WORK TO BE COMPLETED
If a record holds a picture, drop the picture and copy everything else exactly.

PROVIDED DATA

----

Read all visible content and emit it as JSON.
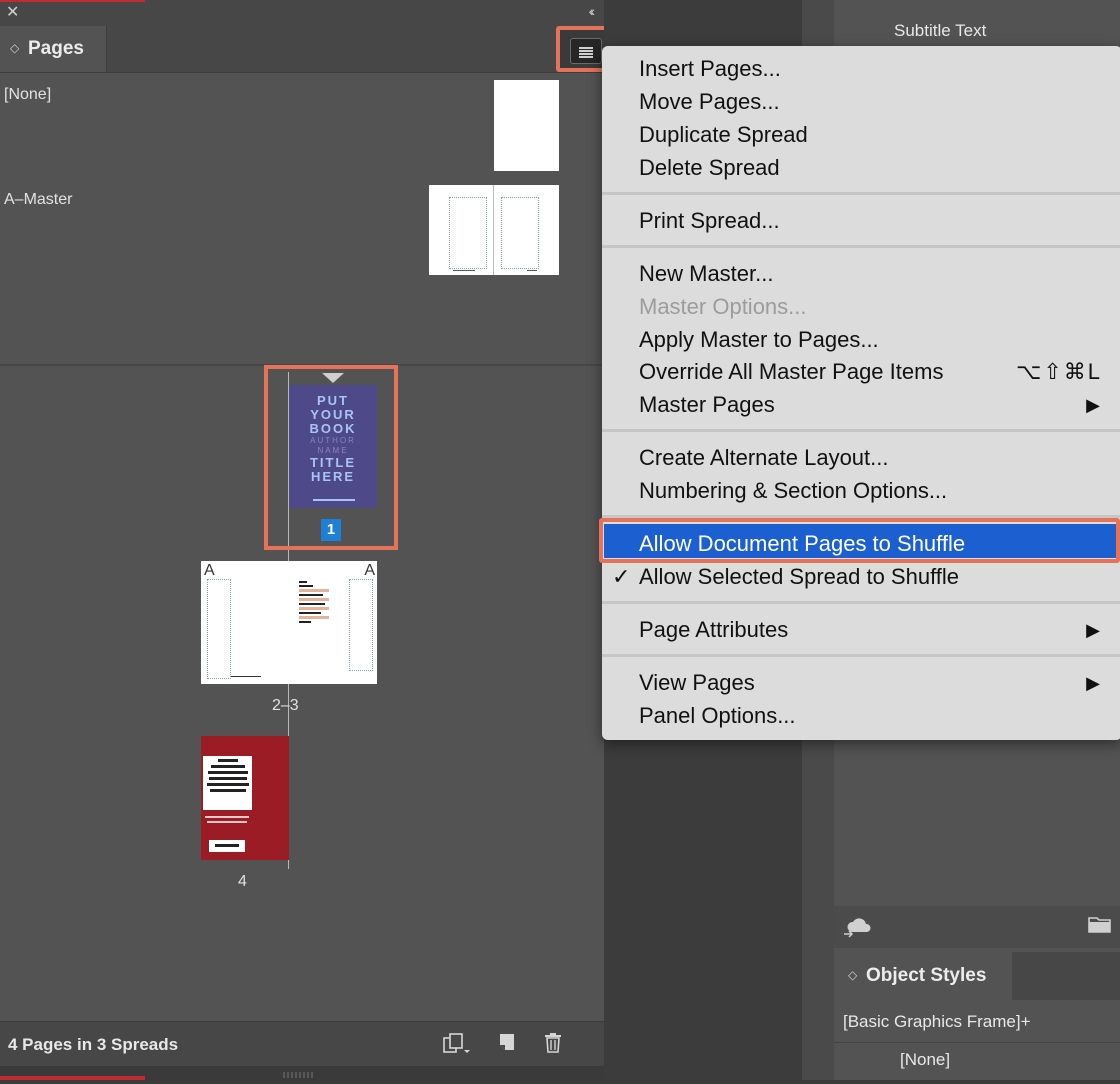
{
  "panel": {
    "close_glyph": "✕",
    "collapse_glyph": "‹‹",
    "tab_arrow": "◇",
    "tab_title": "Pages",
    "menu_icon": "panel-menu-icon",
    "masters": [
      {
        "label": "[None]"
      },
      {
        "label": "A–Master"
      }
    ],
    "cover": {
      "lines_big_1": [
        "PUT",
        "YOUR",
        "BOOK"
      ],
      "lines_small": [
        "AUTHOR",
        "NAME"
      ],
      "lines_big_2": [
        "TITLE",
        "HERE"
      ],
      "page_number": "1"
    },
    "spread_label": "2–3",
    "spread_prefix_left": "A",
    "spread_prefix_right": "A",
    "page4_label": "4",
    "status": "4 Pages in 3 Spreads",
    "status_icons": [
      "edit-page-size-icon",
      "new-page-icon",
      "trash-icon"
    ]
  },
  "right": {
    "subtitle_text": "Subtitle Text",
    "object_styles_title": "Object Styles",
    "object_styles_items": [
      "[Basic Graphics Frame]+",
      "[None]"
    ]
  },
  "menu": {
    "items": [
      {
        "label": "Insert Pages..."
      },
      {
        "label": "Move Pages..."
      },
      {
        "label": "Duplicate Spread"
      },
      {
        "label": "Delete Spread"
      },
      {
        "label": "Print Spread..."
      },
      {
        "label": "New Master..."
      },
      {
        "label": "Master Options...",
        "disabled": true
      },
      {
        "label": "Apply Master to Pages..."
      },
      {
        "label": "Override All Master Page Items",
        "shortcut": "⌥⇧⌘L"
      },
      {
        "label": "Master Pages",
        "submenu": true
      },
      {
        "label": "Create Alternate Layout..."
      },
      {
        "label": "Numbering & Section Options..."
      },
      {
        "label": "Allow Document Pages to Shuffle",
        "highlighted": true
      },
      {
        "label": "Allow Selected Spread to Shuffle",
        "checked": true
      },
      {
        "label": "Page Attributes",
        "submenu": true
      },
      {
        "label": "View Pages",
        "submenu": true
      },
      {
        "label": "Panel Options..."
      }
    ],
    "submenu_glyph": "▶",
    "check_glyph": "✓"
  },
  "colors": {
    "highlight_outline": "#e4735a",
    "menu_selection": "#1c5fd0",
    "page_badge": "#1d7fd6",
    "cover_bg": "#4e4a8a",
    "page4_bg": "#9b1c24"
  }
}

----

SOLVED PROBLEM
Read all visible content and emit it as JSON.
{
  "panel": {
    "close_glyph": "✕",
    "collapse_glyph": "‹‹",
    "tab_arrow": "◇",
    "tab_title": "Pages",
    "menu_icon": "panel-menu-icon",
    "masters": [
      {
        "label": "[None]"
      },
      {
        "label": "A–Master"
      }
    ],
    "cover": {
      "lines_big_1": [
        "PUT",
        "YOUR",
        "BOOK"
      ],
      "lines_small": [
        "AUTHOR",
        "NAME"
      ],
      "lines_big_2": [
        "TITLE",
        "HERE"
      ],
      "page_number": "1"
    },
    "spread_label": "2–3",
    "spread_prefix_left": "A",
    "spread_prefix_right": "A",
    "page4_label": "4",
    "status": "4 Pages in 3 Spreads",
    "status_icons": [
      "edit-page-size-icon",
      "new-page-icon",
      "trash-icon"
    ]
  },
  "right": {
    "subtitle_text": "Subtitle Text",
    "object_styles_title": "Object Styles",
    "object_styles_items": [
      "[Basic Graphics Frame]+",
      "[None]"
    ]
  },
  "menu": {
    "items": [
      {
        "label": "Insert Pages..."
      },
      {
        "label": "Move Pages..."
      },
      {
        "label": "Duplicate Spread"
      },
      {
        "label": "Delete Spread"
      },
      {
        "label": "Print Spread..."
      },
      {
        "label": "New Master..."
      },
      {
        "label": "Master Options...",
        "disabled": true
      },
      {
        "label": "Apply Master to Pages..."
      },
      {
        "label": "Override All Master Page Items",
        "shortcut": "⌥⇧⌘L"
      },
      {
        "label": "Master Pages",
        "submenu": true
      },
      {
        "label": "Create Alternate Layout..."
      },
      {
        "label": "Numbering & Section Options..."
      },
      {
        "label": "Allow Document Pages to Shuffle",
        "highlighted": true
      },
      {
        "label": "Allow Selected Spread to Shuffle",
        "checked": true
      },
      {
        "label": "Page Attributes",
        "submenu": true
      },
      {
        "label": "View Pages",
        "submenu": true
      },
      {
        "label": "Panel Options..."
      }
    ],
    "submenu_glyph": "▶",
    "check_glyph": "✓"
  },
  "colors": {
    "highlight_outline": "#e4735a",
    "menu_selection": "#1c5fd0",
    "page_badge": "#1d7fd6",
    "cover_bg": "#4e4a8a",
    "page4_bg": "#9b1c24"
  }
}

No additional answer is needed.